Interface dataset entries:
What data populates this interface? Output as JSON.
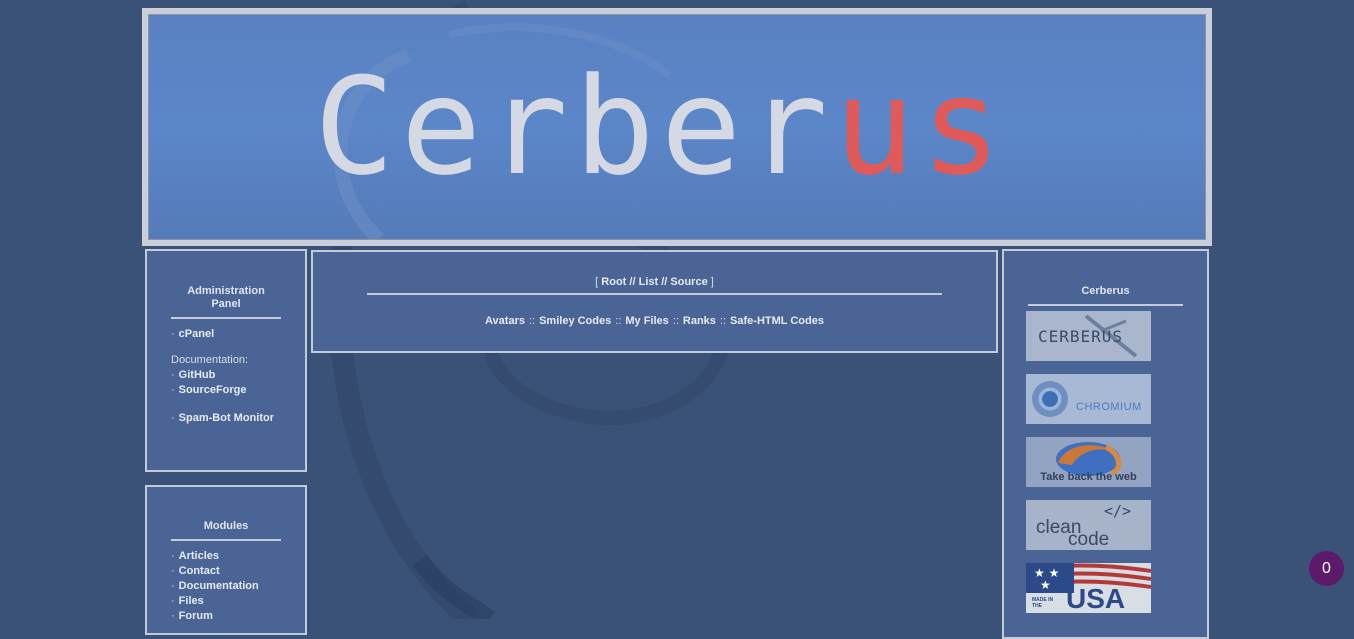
{
  "banner": {
    "title_part1": "Cerber",
    "title_part2": "us"
  },
  "left_panel_admin": {
    "title": "Administration Panel",
    "items": [
      {
        "bullet": "·",
        "label": "cPanel"
      }
    ],
    "doc_label": "Documentation:",
    "doc_items": [
      {
        "bullet": "·",
        "label": "GitHub"
      },
      {
        "bullet": "·",
        "label": "SourceForge"
      }
    ],
    "extra_items": [
      {
        "bullet": "·",
        "label": "Spam-Bot Monitor"
      }
    ]
  },
  "left_panel_modules": {
    "title": "Modules",
    "items": [
      {
        "bullet": "·",
        "label": "Articles"
      },
      {
        "bullet": "·",
        "label": "Contact"
      },
      {
        "bullet": "·",
        "label": "Documentation"
      },
      {
        "bullet": "·",
        "label": "Files"
      },
      {
        "bullet": "·",
        "label": "Forum"
      }
    ]
  },
  "center_panel": {
    "bracket_open": "[",
    "bracket_close": "]",
    "path_links": [
      "Root",
      "List",
      "Source"
    ],
    "path_sep": "//",
    "links": [
      "Avatars",
      "Smiley Codes",
      "My Files",
      "Ranks",
      "Safe-HTML Codes"
    ],
    "link_sep": "::"
  },
  "right_panel": {
    "title": "Cerberus",
    "badges": [
      {
        "name": "cerberus-badge",
        "text": "CERBERUS"
      },
      {
        "name": "chromium-badge",
        "text": "CHROMIUM"
      },
      {
        "name": "firefox-badge",
        "text": "Take back the web"
      },
      {
        "name": "cleancode-badge",
        "text1": "clean",
        "text2": "code",
        "tag": "</>"
      },
      {
        "name": "made-in-usa-badge",
        "text_small": "MADE IN THE",
        "text_big": "USA"
      }
    ]
  },
  "notification": {
    "count": "0"
  },
  "colors": {
    "background": "#3a5278",
    "panel": "#4a6595",
    "accent_red": "#e05a5a",
    "counter": "#5e1a6a"
  }
}
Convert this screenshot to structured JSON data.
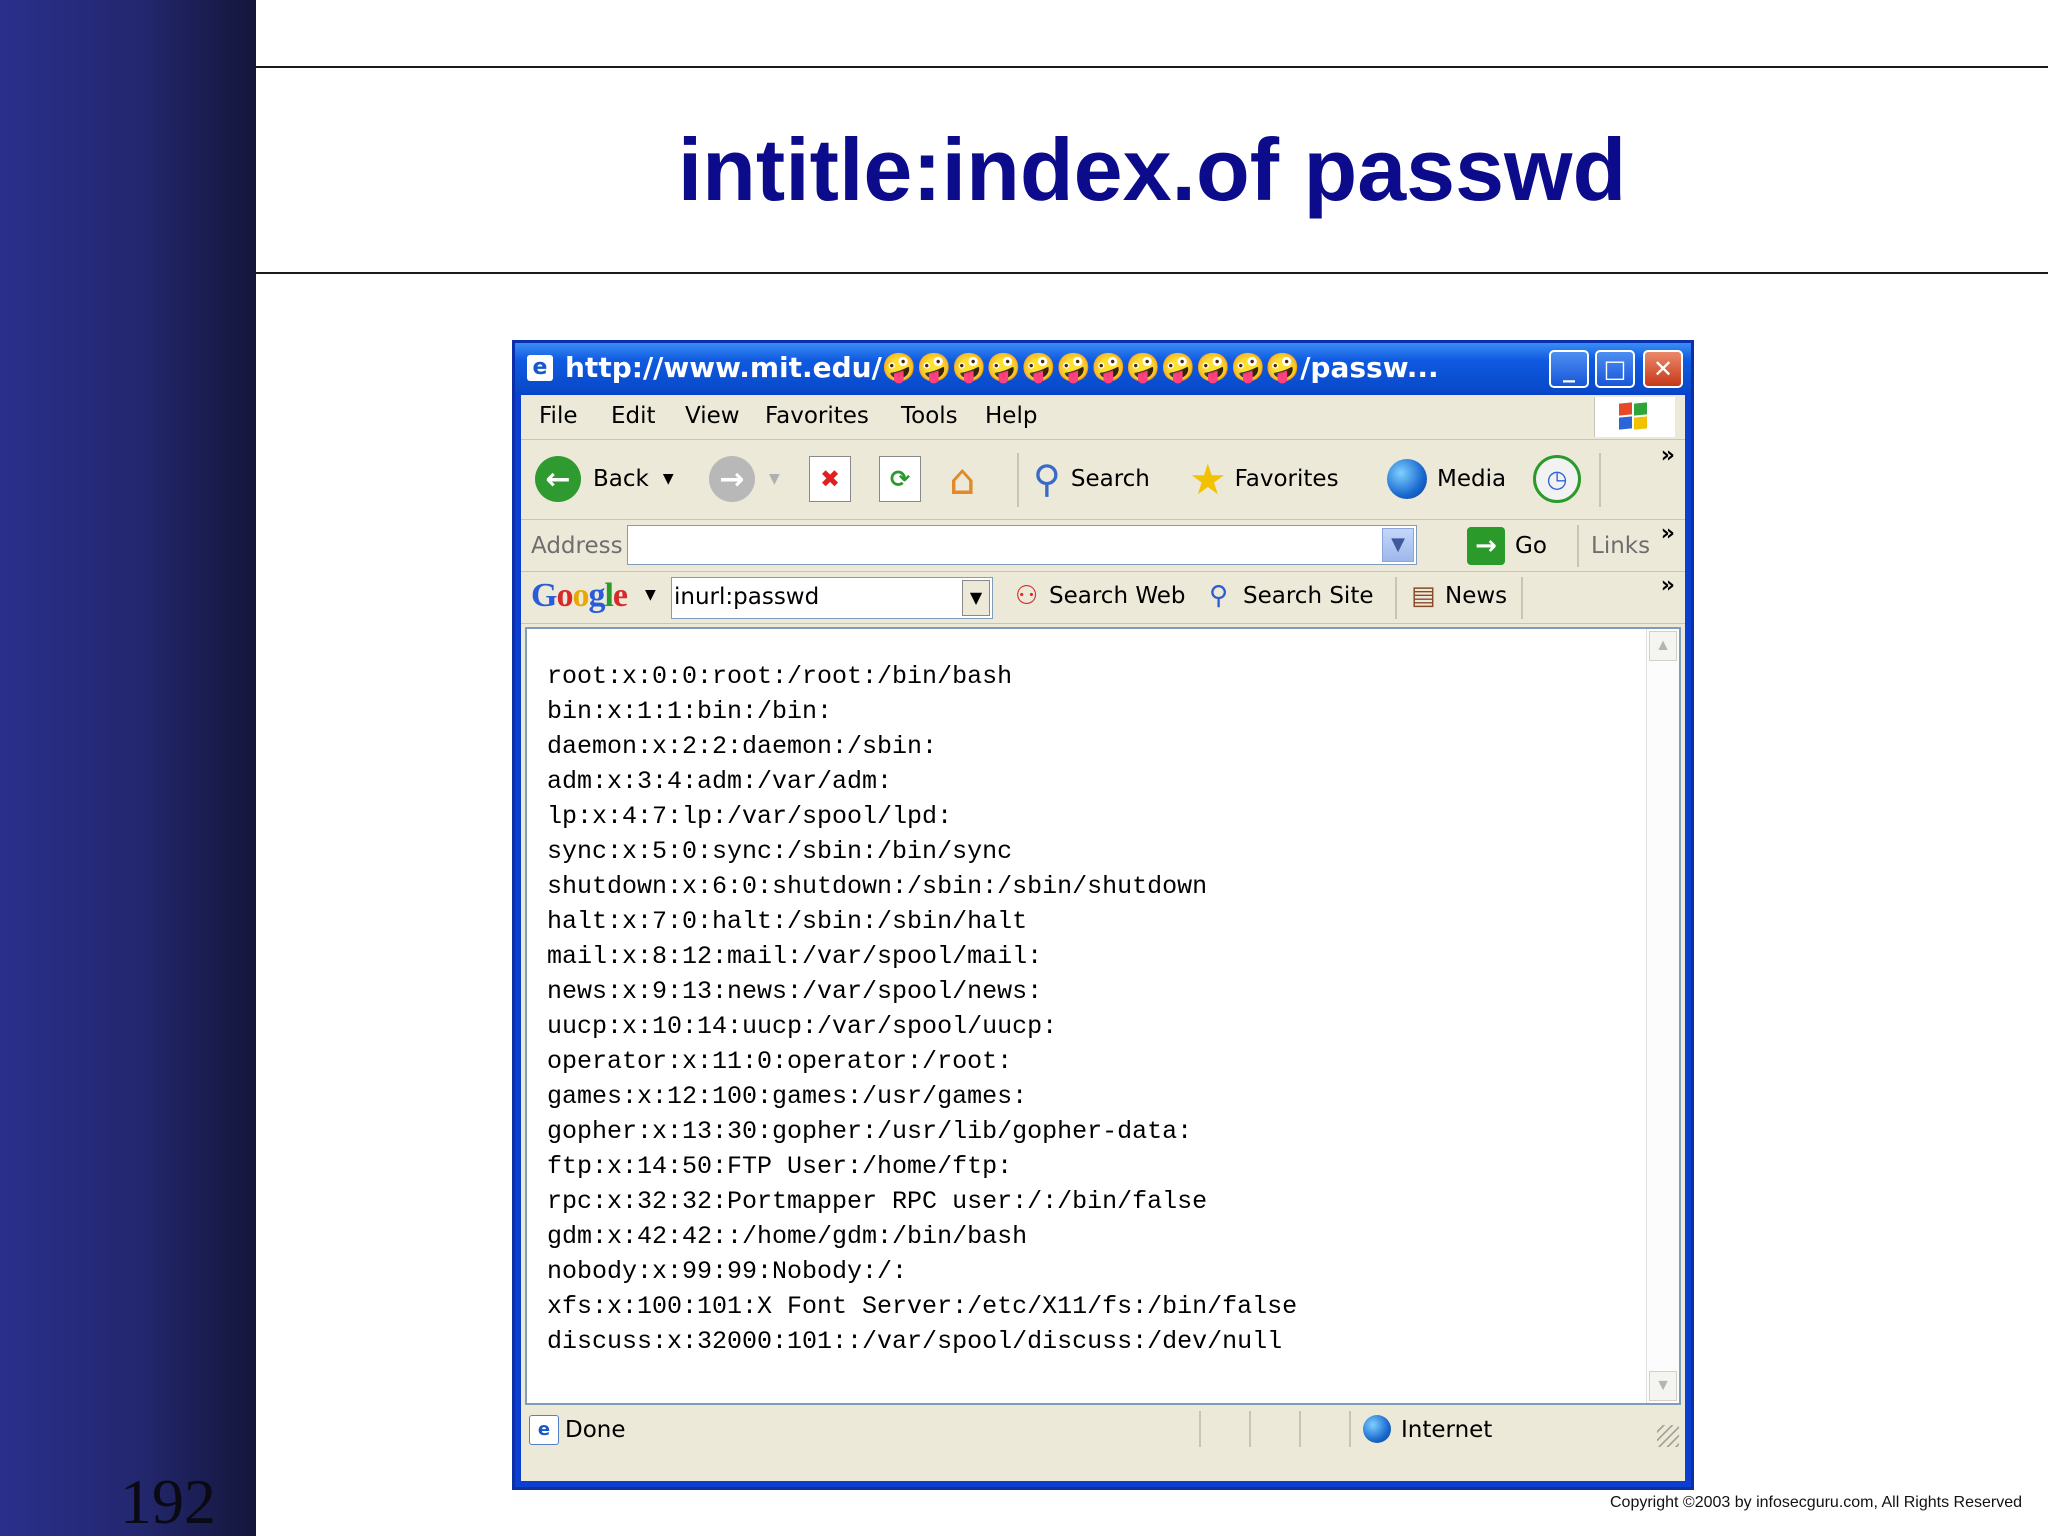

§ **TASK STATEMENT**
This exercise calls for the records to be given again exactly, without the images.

§ **TASK RESPONSE**
What data populates this interface? Output as JSON.
{
  "banner": {
    "title_part1": "Cerber",
    "title_part2": "us"
  },
  "left_panel_admin": {
    "title": "Administration Panel",
    "items": [
      {
        "bullet": "·",
        "label": "cPanel"
      }
    ],
    "doc_label": "Documentation:",
    "doc_items": [
      {
        "bullet": "·",
        "label": "GitHub"
      },
      {
        "bullet": "·",
        "label": "SourceForge"
      }
    ],
    "extra_items": [
      {
        "bullet": "·",
        "label": "Spam-Bot Monitor"
      }
    ]
  },
  "left_panel_modules": {
    "title": "Modules",
    "items": [
      {
        "bullet": "·",
        "label": "Articles"
      },
      {
        "bullet": "·",
        "label": "Contact"
      },
      {
        "bullet": "·",
        "label": "Documentation"
      },
      {
        "bullet": "·",
        "label": "Files"
      },
      {
        "bullet": "·",
        "label": "Forum"
      }
    ]
  },
  "center_panel": {
    "bracket_open": "[",
    "bracket_close": "]",
    "path_links": [
      "Root",
      "List",
      "Source"
    ],
    "path_sep": "//",
    "links": [
      "Avatars",
      "Smiley Codes",
      "My Files",
      "Ranks",
      "Safe-HTML Codes"
    ],
    "link_sep": "::"
  },
  "right_panel": {
    "title": "Cerberus",
    "badges": [
      {
        "name": "cerberus-badge",
        "text": "CERBERUS"
      },
      {
        "name": "chromium-badge",
        "text": "CHROMIUM"
      },
      {
        "name": "firefox-badge",
        "text": "Take back the web"
      },
      {
        "name": "cleancode-badge",
        "text1": "clean",
        "text2": "code",
        "tag": "</>"
      },
      {
        "name": "made-in-usa-badge",
        "text_small": "MADE IN THE",
        "text_big": "USA"
      }
    ]
  },
  "notification": {
    "count": "0"
  },
  "colors": {
    "background": "#3a5278",
    "panel": "#4a6595",
    "accent_red": "#e05a5a",
    "counter": "#5e1a6a"
  }
}
Convert this screenshot to structured JSON data.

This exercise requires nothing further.